THOSE who are seeing Tchekhov's Uncle Vanya for the first time in the present production at the New Theatre, in which the cast it first rate, the acting superb all round, and the effect in proportion to the means—infinitesimal, might partly be excused if they failed to understand why Tchekhov has so great a reputation. The first time I saw Uncle Vanya I was so moved that I blindly groped for my hat underneath my seat and felt that if anyone spoke to me I should burst into tears, or otherwise behave like a madman. Last week, on the contrary, found me wondering at the New Theatre why it was that the play in some way quite failed of its due effect. Like most of my colleagues, I can attribute this failure to the slowness of pace on which the producer, Mr. John Burrell, has insisted, but I doubt if there is not more in it than that.
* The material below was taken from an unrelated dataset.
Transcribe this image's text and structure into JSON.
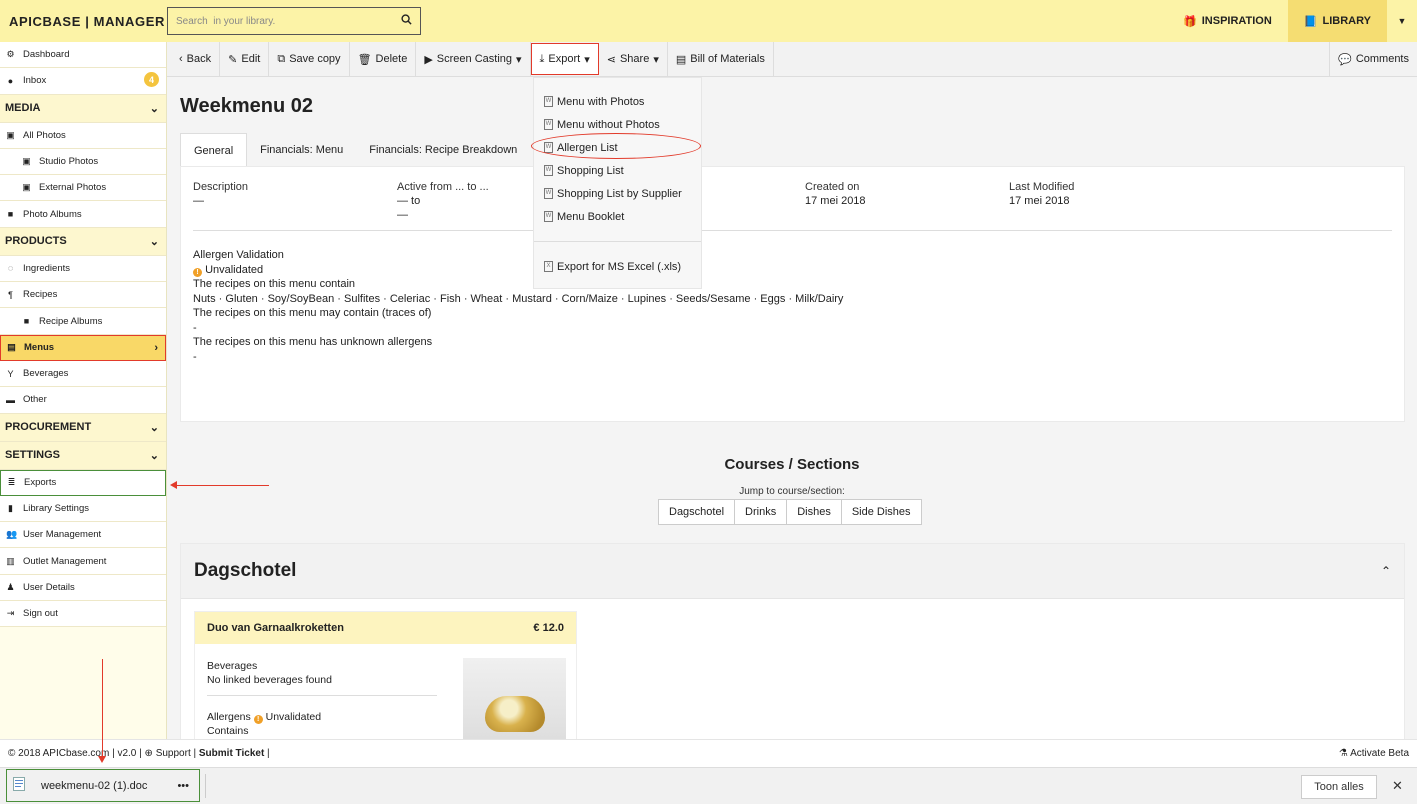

At first the slow pace was impressive, but soon it became too obvious, and thus gave a self-consciousness to the play which is quite alien to the nature of Tchekhov. What is it that makes Tchekhov's plays the most human of all? Surely it is their natural spontaneity, their irresistible alter- nation of gaiety and sadness. They are all, without exception, comic and at the same time profoundly sad ; but they are never preten- tious, never portentous, never solemn. Mr. Burrell has treated his great author with the utmost respect ; that is honourable in him and shows that Mr. Burrell is intellectually equipped for his task ; but in art you must not be too careful, you must take risks. And it is, I contend, the lack of any joyous recklessness in the production of Uncle Vanya that kills it almost stone-dead.

The importance of Tchekhov in the theatre cannot be over-rated. He is the first great dramatist who has made great plays out of ordinary men and women. The characters of Shakespeare are more than life-size ; so are those of the Greek dramatists. The char- acters of the comic dramatists. (and I include Racine, and the authors of the whole comedy of manners also, in this) depict men and women primarily as representatives of society in their respec- tive stations. They speak as noblemen or underlings ; they have the ambitions and the feelings appropriate to their stations in life ; only in their appetites have they anything in common. Racine, admittedly, in Andromaque may depict a life-like woman, but it is the ideal of woman—as she might herself imagine it. Every high- minded and sensitive woman can see herself as Andromaque. No woman will willingly see herself as Sonia, although so many of the best are. No, Tchekhov is the first to present on the stage the ordinary human being in all his full sensibility and as Western civi- lisation and Christianity have hammered him into shape. It is no use our minor escapists trying to excuse us by talking about the Russian-ness of Tchekhov's characters. There is nothing more Russian about them then English. No, here we all are in Tchekhov's plays successes and failures, idle and industrious, clever and stupid, all redeemed—not by any religious, political or moral virtue, but by compassion—by Tchekhov's abiding and abounding compassion for man's joys, hopes and sufferings. There is no moral judgement in Tchekhov's drama, only compassion and an infallible eye for hum- bug. Tchekhov is intensely serious, serious and joyous, but never earnest. Mr. Burrell has made him earnest, and so the rainbow light has vanished out of Uncle Vanya.